June 7, 2010 at 12:31pm
A story of how one brave company blended work and play and achieved an unmatched level of performance.
Norman Development was a US based R&D subsidiary of a Norwegian software development company. This subsidiary was just acquired (in 1996) and was a total mess. The product was popular among customers but was hard to maintain. Employees weren't motivated. Nothing was getting done. The level of customer service was poor. A turn-around executive was appointed to make it work.
The turn-around executive (CTO) identified de-motivated people as the main source of the problem. They came to work to get a paycheck and didn't care about results. He decided to change that.
Key Innovations & Timeline
The CTO decided that he was going to blend work and play to such an extent that people couldn't see the difference. The approach was to figure out which staff can most effectively blend the two and get rid of everyone else. He did this in several steps:
1. Reduce the paycheck dependency. First, he decided to change the staff mix to only include people for whom paycheck wasn't the primary reason to work. This means he had to drop an older crowd or people with families and keep people who were young and ambitious and were hot commodities, knowing they can quickly find another job elsewhere. Of course he had to overcome US EEOC laws governing age discrimination in the workplace. To do that, he found a common denominator among people he wanted to keep (other than age) and fired other people because they weren't the right fit in the new culture.
2. Pick staff that wants to play and values teamwork. He narrowed down the staff selection to people who were extroverts, liked working in teams, liked to socialize outside of work, and felt like they were a big family. He made sure people liked each other. Because this was a software company, he picked people who were hungry for technology, were early adopters, and spent all of their free time at home messing with computers (real geeks).
3. Become highly selective. He became highly selective when it came to staff hiring and retention. His entire division (about 30 people) had a turnover of about 50% a month for the next three months. He didn't give people warnings. He didn't give people individual goals. He just told the entire team that this company consisted of the brightest people in the industry. They either had to behave like such people or leave. If things didn't work out, people were terminated immediately. As a result, everyone believed they were the chosen ones if they got to stay.

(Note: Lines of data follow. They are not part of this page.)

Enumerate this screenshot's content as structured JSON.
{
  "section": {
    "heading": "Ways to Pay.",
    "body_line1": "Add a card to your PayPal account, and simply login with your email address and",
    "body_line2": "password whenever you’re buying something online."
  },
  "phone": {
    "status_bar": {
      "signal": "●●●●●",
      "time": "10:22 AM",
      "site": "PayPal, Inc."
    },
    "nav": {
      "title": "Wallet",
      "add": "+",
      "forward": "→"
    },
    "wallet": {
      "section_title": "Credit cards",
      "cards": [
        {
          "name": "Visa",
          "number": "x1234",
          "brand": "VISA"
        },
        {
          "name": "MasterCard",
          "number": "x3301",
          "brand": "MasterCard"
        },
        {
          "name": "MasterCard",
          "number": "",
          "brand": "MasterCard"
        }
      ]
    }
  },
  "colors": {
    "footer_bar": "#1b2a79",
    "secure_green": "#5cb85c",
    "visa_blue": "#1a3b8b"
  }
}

4. Bring fun to work. He then created an environment that was fun and supported the social values of the people he selected. He eliminated offices and put as many people as possible in one big room with no cubicles. He brought in NURF guns and water guns. He gave his technical staff the biggest and most expensive hardware they could ever dream of. He offered free lunches with lobsters and crabs, sometimes even offering blank checks to any restaurants they pick. He eliminated policies, bureaucracy, and work schedules. He allowed people to freely communicate on any subject at any time. He allowed each member of the team to make his own decisions about his work, never giving anyone any directions other than the overall company vision.
5. Inspire to shoot for the stars. He made everyone in the firm an entrepreneur. Everyone knew what business the company is in and everyone was allowed to directly improve the product or come up with a way to beat competition. He organized the staff to function as a team with a common purpose - beat competition at all costs.
6. Blend work and play. He took away any rules and set long term goals for the firm. He then set his people free to execute. People spent half of their time shooting NURF guns and playing video games and the other half of their time working very hard. Because of the types of people he picked to stay and the environment he created, there was no longer a concept of work vs. play. These people treated work as play. It was as fun for them to shoot guns (play) as it was to debug security software (work).
Challenges & Solutions
The firm had to go through a significant employee turnover. Once the right culture was built, it was no longer an issue. Every remaining employee knew he could find a job (the job market for IT people was hot at the time) the day he was let go. People weren't scared to make decisions though. They took risks. The payoff was great!
Benefits & Metrics
Productivity went up significantly
Product quality went up.
Customer satisfaction went up/
This firm became 100% transparent to employees.
Costs went down (no older crowd that cared about paycheck; less experience of the younger crowd means lower payroll costs).
The level of trust went up
Fear disappeared completely
The person who ran this organization was named George Willis. I was a consultant there.